Temple (AP #15, ESPN/USA Today #15, RPI #15; 18-4, 6-1 Atlantic 10)
Despite losing 2009 All-A10 guard Dionte Christmas to the professional ranks, the Owls are still contending for the A-10 regular season title because of guards Ryan Brooks and Juan Fernandez (28 PPG and 6 APG combined) and big man Lavoy Allen, who's averaging a nice double-double of 10 points and 10 rebounds per game.  Temple boasts a victory over cross-town rival #3 Villanova and a plus-minus record of 8-2 (eight road wins, 2 home losses) among the accomplishments on their resume, but with Xavier, Charlotte, Rhode Island and Dayton all gunning for the two-time defending A-10 champs, a three-peat will be very difficult.

Wisconsin (AP #16, ESPN/USA Today #16, RPI #14; 16-5, 6-3 Big Ten)
The Badgers are known for playing well at home, and this season has been no different--all of their losses have come on the road.  They split their games with conference rivals AP#20 Ohio State and AP#10 Purdue and have played well considering their strength of schedule ranks 14th nationally. If they can beat Michigan State in Madison and get past Michigan this Saturday, senior guard Trevon Hughes (16 PPG) and company have a good chance of running the table and setting themselves up in prime position for a #3 seed in March Madness.

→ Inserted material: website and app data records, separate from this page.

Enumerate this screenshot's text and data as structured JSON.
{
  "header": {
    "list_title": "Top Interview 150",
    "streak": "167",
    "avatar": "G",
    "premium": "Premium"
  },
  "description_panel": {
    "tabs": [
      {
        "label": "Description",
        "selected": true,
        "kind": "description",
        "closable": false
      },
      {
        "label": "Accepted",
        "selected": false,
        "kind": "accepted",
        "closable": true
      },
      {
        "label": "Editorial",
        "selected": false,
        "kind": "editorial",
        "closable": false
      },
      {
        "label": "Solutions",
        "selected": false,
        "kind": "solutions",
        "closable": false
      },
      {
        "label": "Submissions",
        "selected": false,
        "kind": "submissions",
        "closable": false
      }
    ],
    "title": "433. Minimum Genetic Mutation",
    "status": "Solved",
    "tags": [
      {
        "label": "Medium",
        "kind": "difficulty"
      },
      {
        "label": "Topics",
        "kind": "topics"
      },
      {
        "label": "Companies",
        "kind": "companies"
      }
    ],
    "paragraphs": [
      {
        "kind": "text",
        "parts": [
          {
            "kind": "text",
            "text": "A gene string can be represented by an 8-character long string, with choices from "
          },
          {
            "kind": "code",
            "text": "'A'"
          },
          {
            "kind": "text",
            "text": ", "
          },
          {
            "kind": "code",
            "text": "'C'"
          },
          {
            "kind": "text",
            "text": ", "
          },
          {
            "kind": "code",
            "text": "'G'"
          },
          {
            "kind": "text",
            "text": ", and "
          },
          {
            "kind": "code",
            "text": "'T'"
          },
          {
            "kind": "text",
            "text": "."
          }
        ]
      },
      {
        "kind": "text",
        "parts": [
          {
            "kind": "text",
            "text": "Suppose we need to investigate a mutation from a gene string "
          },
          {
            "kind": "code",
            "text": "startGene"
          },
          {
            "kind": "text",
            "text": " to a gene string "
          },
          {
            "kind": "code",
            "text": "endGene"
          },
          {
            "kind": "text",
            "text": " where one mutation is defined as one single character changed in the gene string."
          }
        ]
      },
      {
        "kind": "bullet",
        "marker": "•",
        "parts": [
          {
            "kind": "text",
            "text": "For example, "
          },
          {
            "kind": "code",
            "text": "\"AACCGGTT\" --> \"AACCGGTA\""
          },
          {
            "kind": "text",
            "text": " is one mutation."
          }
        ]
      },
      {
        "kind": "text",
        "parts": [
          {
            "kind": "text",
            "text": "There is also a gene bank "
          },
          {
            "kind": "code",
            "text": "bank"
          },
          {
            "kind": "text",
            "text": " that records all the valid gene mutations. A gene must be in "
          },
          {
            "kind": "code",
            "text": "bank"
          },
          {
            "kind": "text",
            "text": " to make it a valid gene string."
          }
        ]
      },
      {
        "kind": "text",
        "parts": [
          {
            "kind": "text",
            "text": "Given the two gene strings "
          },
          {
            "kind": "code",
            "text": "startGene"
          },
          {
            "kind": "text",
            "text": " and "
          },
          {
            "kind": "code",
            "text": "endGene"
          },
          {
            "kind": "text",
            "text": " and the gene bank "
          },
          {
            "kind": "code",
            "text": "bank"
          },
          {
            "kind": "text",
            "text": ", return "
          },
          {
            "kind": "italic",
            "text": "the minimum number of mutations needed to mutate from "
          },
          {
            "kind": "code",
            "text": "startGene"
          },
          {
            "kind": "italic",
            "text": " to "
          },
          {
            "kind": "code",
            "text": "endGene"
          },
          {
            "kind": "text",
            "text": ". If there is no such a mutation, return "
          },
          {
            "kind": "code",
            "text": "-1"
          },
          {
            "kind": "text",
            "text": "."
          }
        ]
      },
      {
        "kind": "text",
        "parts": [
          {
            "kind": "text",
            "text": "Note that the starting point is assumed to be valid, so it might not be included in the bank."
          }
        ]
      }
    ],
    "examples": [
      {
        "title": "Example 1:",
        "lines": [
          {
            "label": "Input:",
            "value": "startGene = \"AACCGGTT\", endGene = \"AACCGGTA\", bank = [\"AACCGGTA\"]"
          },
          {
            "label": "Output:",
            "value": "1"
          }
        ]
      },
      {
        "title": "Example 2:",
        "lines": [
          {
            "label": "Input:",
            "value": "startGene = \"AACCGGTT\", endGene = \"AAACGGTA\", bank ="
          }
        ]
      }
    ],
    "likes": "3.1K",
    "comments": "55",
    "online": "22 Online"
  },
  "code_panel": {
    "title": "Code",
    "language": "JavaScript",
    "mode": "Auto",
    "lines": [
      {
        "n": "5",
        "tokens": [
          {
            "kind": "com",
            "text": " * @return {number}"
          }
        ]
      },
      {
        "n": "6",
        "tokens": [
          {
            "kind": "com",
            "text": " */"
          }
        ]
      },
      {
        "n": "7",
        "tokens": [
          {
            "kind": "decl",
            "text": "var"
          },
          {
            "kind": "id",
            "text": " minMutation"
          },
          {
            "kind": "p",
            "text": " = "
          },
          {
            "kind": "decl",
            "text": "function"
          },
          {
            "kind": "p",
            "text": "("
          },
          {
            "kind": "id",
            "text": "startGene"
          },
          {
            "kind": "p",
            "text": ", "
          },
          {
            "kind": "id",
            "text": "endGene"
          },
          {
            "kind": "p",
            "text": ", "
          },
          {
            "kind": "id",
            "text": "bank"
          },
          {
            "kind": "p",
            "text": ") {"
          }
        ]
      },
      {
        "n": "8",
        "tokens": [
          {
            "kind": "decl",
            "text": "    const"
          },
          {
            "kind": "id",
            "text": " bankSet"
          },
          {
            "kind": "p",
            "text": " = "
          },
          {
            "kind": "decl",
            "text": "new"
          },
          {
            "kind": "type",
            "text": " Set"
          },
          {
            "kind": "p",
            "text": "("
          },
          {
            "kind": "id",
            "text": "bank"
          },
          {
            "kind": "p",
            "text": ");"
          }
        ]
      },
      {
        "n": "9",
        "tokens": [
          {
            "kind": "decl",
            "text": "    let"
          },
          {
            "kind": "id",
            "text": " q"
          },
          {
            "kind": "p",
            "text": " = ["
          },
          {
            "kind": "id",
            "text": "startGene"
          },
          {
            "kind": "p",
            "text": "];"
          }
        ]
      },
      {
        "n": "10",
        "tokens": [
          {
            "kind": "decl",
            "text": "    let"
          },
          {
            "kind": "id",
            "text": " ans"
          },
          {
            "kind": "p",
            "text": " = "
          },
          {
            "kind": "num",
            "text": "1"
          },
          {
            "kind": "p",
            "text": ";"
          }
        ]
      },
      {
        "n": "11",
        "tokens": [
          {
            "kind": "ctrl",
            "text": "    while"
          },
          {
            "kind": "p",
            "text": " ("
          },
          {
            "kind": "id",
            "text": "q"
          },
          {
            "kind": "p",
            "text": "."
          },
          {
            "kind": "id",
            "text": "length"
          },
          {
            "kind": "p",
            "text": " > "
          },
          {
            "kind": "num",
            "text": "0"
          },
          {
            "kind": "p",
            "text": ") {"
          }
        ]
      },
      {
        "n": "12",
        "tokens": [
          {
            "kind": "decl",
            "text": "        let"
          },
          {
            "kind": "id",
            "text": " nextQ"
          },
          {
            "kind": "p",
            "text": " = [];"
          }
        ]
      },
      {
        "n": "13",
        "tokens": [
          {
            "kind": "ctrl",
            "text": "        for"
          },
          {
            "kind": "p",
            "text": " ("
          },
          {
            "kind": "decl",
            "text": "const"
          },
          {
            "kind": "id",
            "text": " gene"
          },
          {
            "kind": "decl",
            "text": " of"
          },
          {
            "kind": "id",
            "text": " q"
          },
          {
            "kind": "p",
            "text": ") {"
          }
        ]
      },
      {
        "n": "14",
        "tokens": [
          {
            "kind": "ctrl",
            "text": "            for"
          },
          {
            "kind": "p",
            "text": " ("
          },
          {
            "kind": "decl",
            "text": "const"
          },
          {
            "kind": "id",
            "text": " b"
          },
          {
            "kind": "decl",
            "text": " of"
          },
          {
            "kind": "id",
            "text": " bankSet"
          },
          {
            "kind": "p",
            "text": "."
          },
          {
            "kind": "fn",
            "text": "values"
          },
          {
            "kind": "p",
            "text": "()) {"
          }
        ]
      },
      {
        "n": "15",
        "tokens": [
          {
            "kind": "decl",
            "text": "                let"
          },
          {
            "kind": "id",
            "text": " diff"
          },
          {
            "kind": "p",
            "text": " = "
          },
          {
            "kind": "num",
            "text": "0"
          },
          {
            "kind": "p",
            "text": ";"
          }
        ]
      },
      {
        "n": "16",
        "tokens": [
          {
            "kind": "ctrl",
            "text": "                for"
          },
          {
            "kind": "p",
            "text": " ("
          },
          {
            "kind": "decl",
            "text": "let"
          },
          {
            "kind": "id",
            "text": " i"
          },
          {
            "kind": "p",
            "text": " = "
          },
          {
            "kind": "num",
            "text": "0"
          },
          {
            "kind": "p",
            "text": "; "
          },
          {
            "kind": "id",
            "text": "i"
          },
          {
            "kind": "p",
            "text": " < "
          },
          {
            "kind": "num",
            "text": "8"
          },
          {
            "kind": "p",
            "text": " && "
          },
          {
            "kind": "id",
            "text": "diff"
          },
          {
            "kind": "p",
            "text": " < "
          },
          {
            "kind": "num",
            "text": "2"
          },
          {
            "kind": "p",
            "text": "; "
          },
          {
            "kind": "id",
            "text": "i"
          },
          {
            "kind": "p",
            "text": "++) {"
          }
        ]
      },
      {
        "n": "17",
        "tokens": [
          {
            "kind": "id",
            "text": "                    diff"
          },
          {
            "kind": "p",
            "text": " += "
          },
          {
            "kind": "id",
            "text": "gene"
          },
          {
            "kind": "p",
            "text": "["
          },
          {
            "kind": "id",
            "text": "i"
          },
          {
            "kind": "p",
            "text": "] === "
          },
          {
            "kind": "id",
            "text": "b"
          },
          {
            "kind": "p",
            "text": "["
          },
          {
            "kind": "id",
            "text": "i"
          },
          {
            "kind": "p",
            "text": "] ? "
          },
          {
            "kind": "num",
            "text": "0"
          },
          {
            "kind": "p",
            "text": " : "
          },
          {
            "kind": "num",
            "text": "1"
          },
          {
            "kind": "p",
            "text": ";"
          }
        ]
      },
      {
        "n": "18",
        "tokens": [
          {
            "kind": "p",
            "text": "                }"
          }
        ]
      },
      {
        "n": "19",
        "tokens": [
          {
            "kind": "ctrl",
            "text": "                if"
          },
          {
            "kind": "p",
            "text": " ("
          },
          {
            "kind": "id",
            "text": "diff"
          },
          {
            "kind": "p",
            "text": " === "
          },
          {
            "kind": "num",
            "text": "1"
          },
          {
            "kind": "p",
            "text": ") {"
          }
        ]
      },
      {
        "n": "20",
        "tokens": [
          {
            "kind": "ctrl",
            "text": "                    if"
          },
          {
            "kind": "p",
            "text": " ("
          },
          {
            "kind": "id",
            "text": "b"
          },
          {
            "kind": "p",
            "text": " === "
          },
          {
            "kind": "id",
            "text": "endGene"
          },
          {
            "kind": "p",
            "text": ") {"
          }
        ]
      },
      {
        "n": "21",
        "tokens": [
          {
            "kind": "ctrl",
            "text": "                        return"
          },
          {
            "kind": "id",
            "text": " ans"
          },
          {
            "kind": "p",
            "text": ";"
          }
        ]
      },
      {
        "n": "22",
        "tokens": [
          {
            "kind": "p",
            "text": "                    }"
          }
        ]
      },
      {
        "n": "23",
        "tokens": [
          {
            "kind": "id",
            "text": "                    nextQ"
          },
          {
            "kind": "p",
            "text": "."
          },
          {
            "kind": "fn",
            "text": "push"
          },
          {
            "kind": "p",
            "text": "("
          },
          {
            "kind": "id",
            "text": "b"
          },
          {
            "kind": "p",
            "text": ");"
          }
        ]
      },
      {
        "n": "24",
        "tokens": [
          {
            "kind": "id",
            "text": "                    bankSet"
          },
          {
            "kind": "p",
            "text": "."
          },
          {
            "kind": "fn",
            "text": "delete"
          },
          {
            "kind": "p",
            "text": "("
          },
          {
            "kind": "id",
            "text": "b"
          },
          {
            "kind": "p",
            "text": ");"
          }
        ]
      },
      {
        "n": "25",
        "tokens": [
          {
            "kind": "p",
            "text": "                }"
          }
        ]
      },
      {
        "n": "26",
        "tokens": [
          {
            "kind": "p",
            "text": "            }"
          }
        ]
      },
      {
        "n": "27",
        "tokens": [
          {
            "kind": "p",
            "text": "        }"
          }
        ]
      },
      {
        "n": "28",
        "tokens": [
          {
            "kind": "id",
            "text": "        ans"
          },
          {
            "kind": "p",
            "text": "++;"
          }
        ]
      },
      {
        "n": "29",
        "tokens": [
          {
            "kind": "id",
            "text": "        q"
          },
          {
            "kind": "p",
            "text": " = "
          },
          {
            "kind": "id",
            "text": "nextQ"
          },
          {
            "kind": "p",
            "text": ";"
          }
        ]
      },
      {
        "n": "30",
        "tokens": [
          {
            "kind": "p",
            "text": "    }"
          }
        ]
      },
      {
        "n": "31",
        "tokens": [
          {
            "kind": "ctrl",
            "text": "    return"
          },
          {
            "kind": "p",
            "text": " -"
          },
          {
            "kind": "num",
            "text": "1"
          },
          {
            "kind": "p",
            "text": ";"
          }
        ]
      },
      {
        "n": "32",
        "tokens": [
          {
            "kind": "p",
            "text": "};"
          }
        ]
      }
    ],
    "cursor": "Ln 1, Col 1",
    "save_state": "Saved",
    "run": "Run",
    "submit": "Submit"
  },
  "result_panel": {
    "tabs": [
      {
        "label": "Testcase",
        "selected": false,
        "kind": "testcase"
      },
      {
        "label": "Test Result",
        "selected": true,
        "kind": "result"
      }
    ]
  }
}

New Mexico (AP #23, ESPN/USA Today unranked, RPI #13; 20-3, 6-2 Mountain West)
If you had to guess which conference had two 20-win teams as of this past weekend, there's a good chance you would not have said the Mountain West.  The Lobos, who are neck and neck with BYU for the conference lead, have four players averaging double-digits in points per game and enjoy a distinct home advantage because of the notoriously high decibel levels in University Arena (aka "The Pit"). If junior do-it-all Darington Hobson can maintain his balanced performance (15 PPG, 8 RPG, 4 APG) through the coming month, his team might be able to sweep the season series from the Cougars (they play in Provo on February 27th) and gain the top spot in the conference tournament.

Vanderbilt (AP #21, ESPN/USA Today #23, RPI #9; 16-4, 5-1 SEC)
Led by senior guard Jermaine Beal (14 PPG), the Commodores also have three other players that score more than 10 PPG. Their downfall is that the aren't very deep, and with games against #14 Tennessee, #1 Kentucky and AP #18 Mississippi still to play (the latter two in a three-day span), the next month could tax this team to exhaustion.  If they can stay healthy and get through February at .500 or better, the 'Dores could still have a chance at the #2 seed in the SEC East, meaning they wouldn't have to face John Calipari's Wildcats until the SEC tournament championship. If they make it that far, they've got a great shot at #3 seed in March.